Norway has become the first country in the world to sell more electric vehicles (EV) than petrol, hybrid, and diesel engines, figures from 2020 show. The achievement is part of a long-term government scheme to lead the EV revolution, giving tax breaks and financial incentives to encourage the purchase of more sustainable vehicles.
Electric vehicles accounted for 54.3% of new car sales in 2020, up from 42% in 2019, according to figures published by the Norwegian Road Federation (OFV). Meanwhile, vehicles with diesel-only engines have fallen from a peak of 75.7% of the Norwegian vehicle market in 2011 to just 8.6% last year.
Carmakers have had plenty of reasons to celebrate.
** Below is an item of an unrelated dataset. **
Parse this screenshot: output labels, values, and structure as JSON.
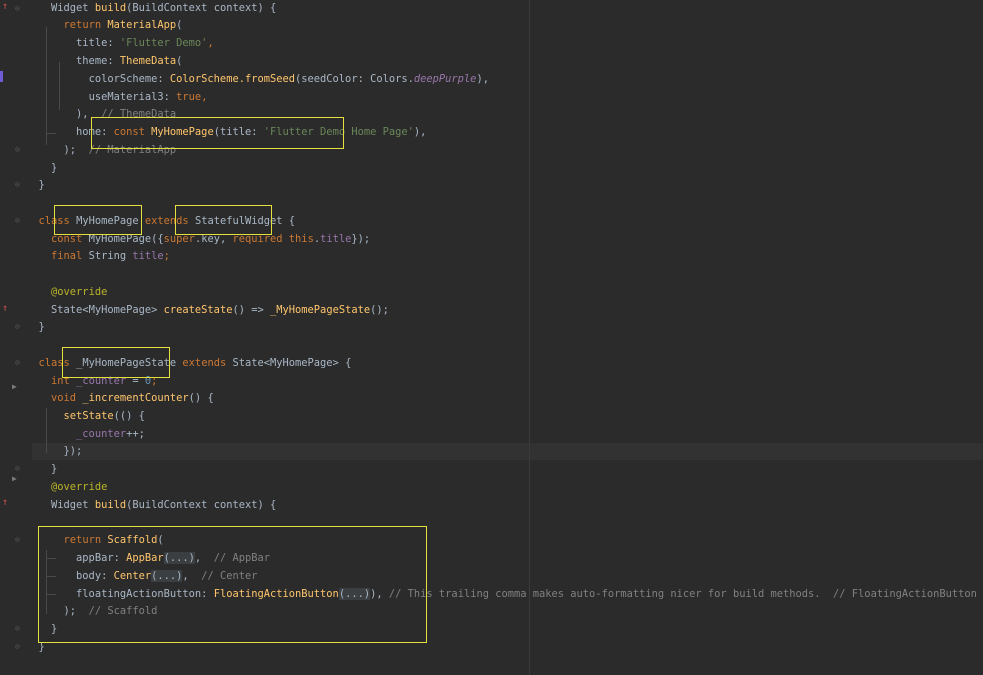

Volkswagen’s luxury brand Audi was the market leader in 2020, according to OFV’s report, selling 9,227 of its e-tron vehicles in the country. Tesla’s Model 3, the 2019 leader, was pushed into second place with 7,770 sales. Volkswagen’s ID.3, a compact electric car, ranked third with 7,754 cars sold.
Øyvind Thorsen, the chief executive of OFV, said that with these numbers the country is well-positioned for its 2025 target to ban the sale of petrol and diesel cars. EV’s would surpass 65% of the Norwegian market in 2021, according to a forecast by the country’s EV Association, which anticipates that sales will continue to grow.
More models are expected to be brought onto the Norwegian market later this year, helping sales move forward even more. Tesla’s mid-sized sports utility vehicle, the Model Y, will arrive in Norway over the next few months, as will the first electric SUVs from Ford, BMW, and Volkswagen, according to OFV’s report. In other words, the surge of electric cars shows no signs of slowing down.
Although unit sales are higher in China and the US, Norway is usually described as the poster child of the EV revolution. That’s because there are more EVs on Norwegian roads as a proportion of total vehicles than anywhere else in the world. It’s all about an electric transformation in this small country with just five million people, which owes much of its status to oil.
Nowadays though, almost all of Norway’s domestic energy comes from hydropower. This means that a switch to EVs is a much greener equation than for countries that rely on fossil fuels for their electricity. To make the switch, the government has been investing a lot since 1990 in charging infrastructure and financial incentives.
The government gave plenty of incentives to EV owners such as lowering road tax, removing charges for toll roads and public ferries, and offering free parking in municipal car parks. The sales tax was also removed from new EV purchases in 2001 and drivers were allowed to use bus lanes from 2005 onwards.
But it’s not just about cars, as Norway wants to revolutionize other ways of transportation. Scandinavian Airlines is working with Airbus on hybrid research and Avinor, the state-owned operator of the country’s airports, said it wants to use electric-powered aircraft on short-haul flights by 2030. The country also is a world leader in the transition to battery technology for shipping.
Norwegian Prime Minister Erna Solberg spoke last year on the importance of electrification. “For most countries, the first phase of the green shift is the transition from coal to renewables. Thanks to our waterfalls, Norway has already entered the next phase: How can we use our clean energy to electrify other sectors? We need to replace the fossil fuels used in other sectors,” she said.